▶ **PROBLEM**:
What you give back must match the records below exactly, apart from the pictures, which are omitted.

▶ **EXERCISE INPUT**:
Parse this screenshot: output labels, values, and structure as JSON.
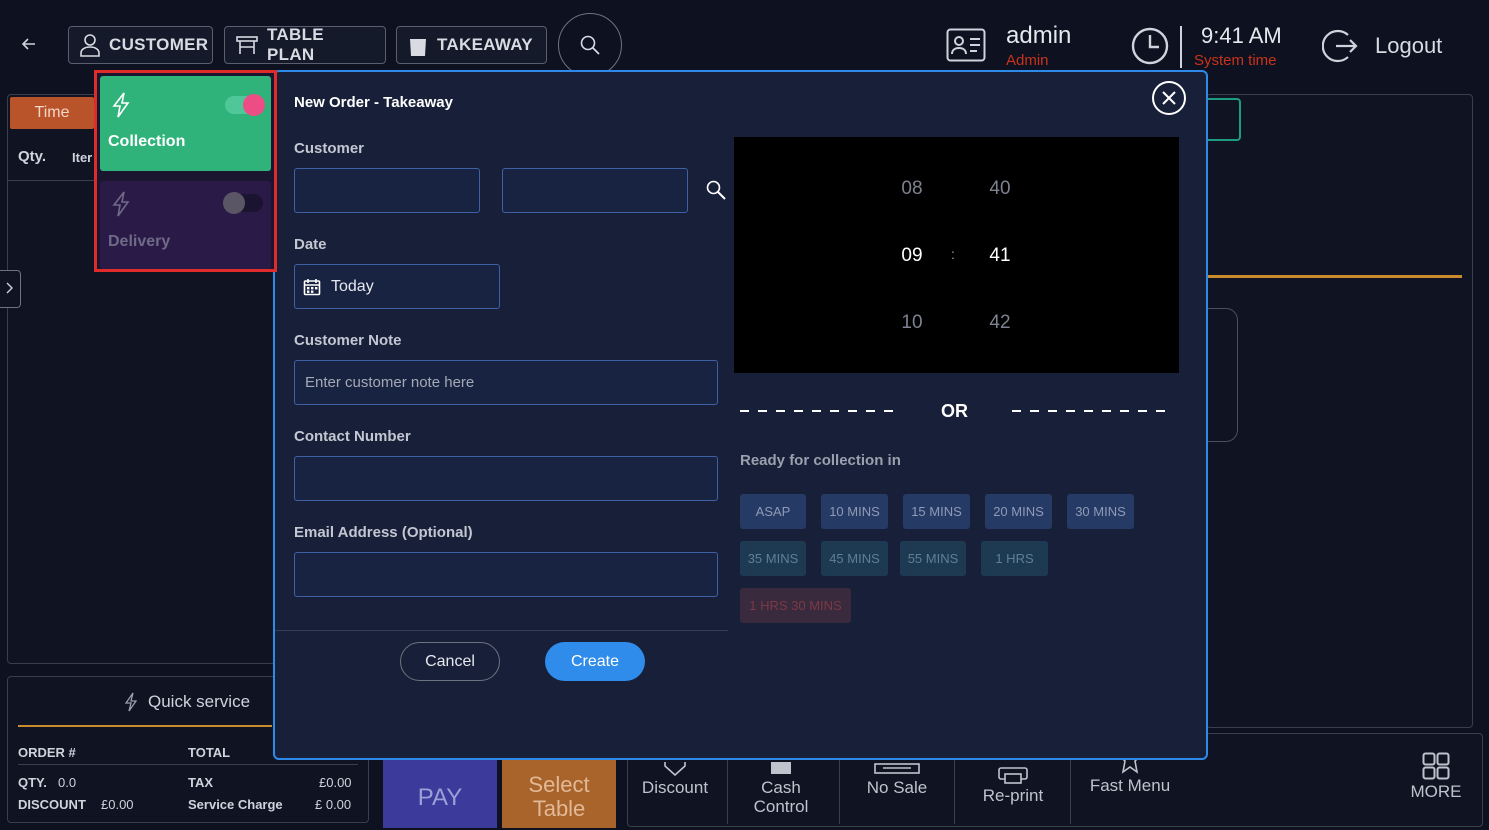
{
  "topbar": {
    "nav": {
      "customer": "CUSTOMER",
      "table_plan": "TABLE PLAN",
      "takeaway": "TAKEAWAY"
    },
    "user": {
      "name": "admin",
      "role": "Admin"
    },
    "clock": {
      "time": "9:41 AM",
      "label": "System time"
    },
    "logout": "Logout"
  },
  "left_panel": {
    "time_tab": "Time",
    "col_qty": "Qty.",
    "col_item": "Iter"
  },
  "summary": {
    "quick_service": "Quick service",
    "order_label": "ORDER #",
    "total_label": "TOTAL",
    "qty_label": "QTY.",
    "qty_value": "0.0",
    "tax_label": "TAX",
    "tax_value": "£0.00",
    "discount_label": "DISCOUNT",
    "discount_value": "£0.00",
    "service_label": "Service Charge",
    "service_value": "£ 0.00"
  },
  "actions": {
    "pay": "PAY",
    "select_table_1": "Select",
    "select_table_2": "Table",
    "discount": "Discount",
    "cash_control_1": "Cash",
    "cash_control_2": "Control",
    "no_sale": "No Sale",
    "reprint": "Re-print",
    "fast_menu": "Fast Menu",
    "more": "MORE"
  },
  "order_types": [
    {
      "label": "Collection",
      "enabled": true
    },
    {
      "label": "Delivery",
      "enabled": false
    }
  ],
  "modal": {
    "title": "New Order - Takeaway",
    "customer_label": "Customer",
    "customer_first": "",
    "customer_last": "",
    "date_label": "Date",
    "date_value": "Today",
    "note_label": "Customer Note",
    "note_placeholder": "Enter customer note here",
    "contact_label": "Contact Number",
    "contact_value": "",
    "email_label": "Email Address (Optional)",
    "email_value": "",
    "cancel": "Cancel",
    "create": "Create",
    "time_picker": {
      "hours": [
        "08",
        "09",
        "10"
      ],
      "minutes": [
        "40",
        "41",
        "42"
      ],
      "separator": ":"
    },
    "or": "OR",
    "ready_label": "Ready for collection in",
    "ready_options": [
      "ASAP",
      "10 MINS",
      "15 MINS",
      "20 MINS",
      "30 MINS",
      "35 MINS",
      "45 MINS",
      "55 MINS",
      "1 HRS",
      "1 HRS 30 MINS"
    ]
  },
  "colors": {
    "accent_blue": "#2f8cea",
    "collection_green": "#2fb37a",
    "toggle_pink": "#ec4d84",
    "alert_red": "#c9331b",
    "highlight_red": "#e02b2b"
  }
}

▶ **OUTPUT**:
Parse this screenshot: output labels, values, and structure as JSON.
{
  "topbar": {
    "nav": {
      "customer": "CUSTOMER",
      "table_plan": "TABLE PLAN",
      "takeaway": "TAKEAWAY"
    },
    "user": {
      "name": "admin",
      "role": "Admin"
    },
    "clock": {
      "time": "9:41 AM",
      "label": "System time"
    },
    "logout": "Logout"
  },
  "left_panel": {
    "time_tab": "Time",
    "col_qty": "Qty.",
    "col_item": "Iter"
  },
  "summary": {
    "quick_service": "Quick service",
    "order_label": "ORDER #",
    "total_label": "TOTAL",
    "qty_label": "QTY.",
    "qty_value": "0.0",
    "tax_label": "TAX",
    "tax_value": "£0.00",
    "discount_label": "DISCOUNT",
    "discount_value": "£0.00",
    "service_label": "Service Charge",
    "service_value": "£ 0.00"
  },
  "actions": {
    "pay": "PAY",
    "select_table_1": "Select",
    "select_table_2": "Table",
    "discount": "Discount",
    "cash_control_1": "Cash",
    "cash_control_2": "Control",
    "no_sale": "No Sale",
    "reprint": "Re-print",
    "fast_menu": "Fast Menu",
    "more": "MORE"
  },
  "order_types": [
    {
      "label": "Collection",
      "enabled": true
    },
    {
      "label": "Delivery",
      "enabled": false
    }
  ],
  "modal": {
    "title": "New Order - Takeaway",
    "customer_label": "Customer",
    "customer_first": "",
    "customer_last": "",
    "date_label": "Date",
    "date_value": "Today",
    "note_label": "Customer Note",
    "note_placeholder": "Enter customer note here",
    "contact_label": "Contact Number",
    "contact_value": "",
    "email_label": "Email Address (Optional)",
    "email_value": "",
    "cancel": "Cancel",
    "create": "Create",
    "time_picker": {
      "hours": [
        "08",
        "09",
        "10"
      ],
      "minutes": [
        "40",
        "41",
        "42"
      ],
      "separator": ":"
    },
    "or": "OR",
    "ready_label": "Ready for collection in",
    "ready_options": [
      "ASAP",
      "10 MINS",
      "15 MINS",
      "20 MINS",
      "30 MINS",
      "35 MINS",
      "45 MINS",
      "55 MINS",
      "1 HRS",
      "1 HRS 30 MINS"
    ]
  },
  "colors": {
    "accent_blue": "#2f8cea",
    "collection_green": "#2fb37a",
    "toggle_pink": "#ec4d84",
    "alert_red": "#c9331b",
    "highlight_red": "#e02b2b"
  }
}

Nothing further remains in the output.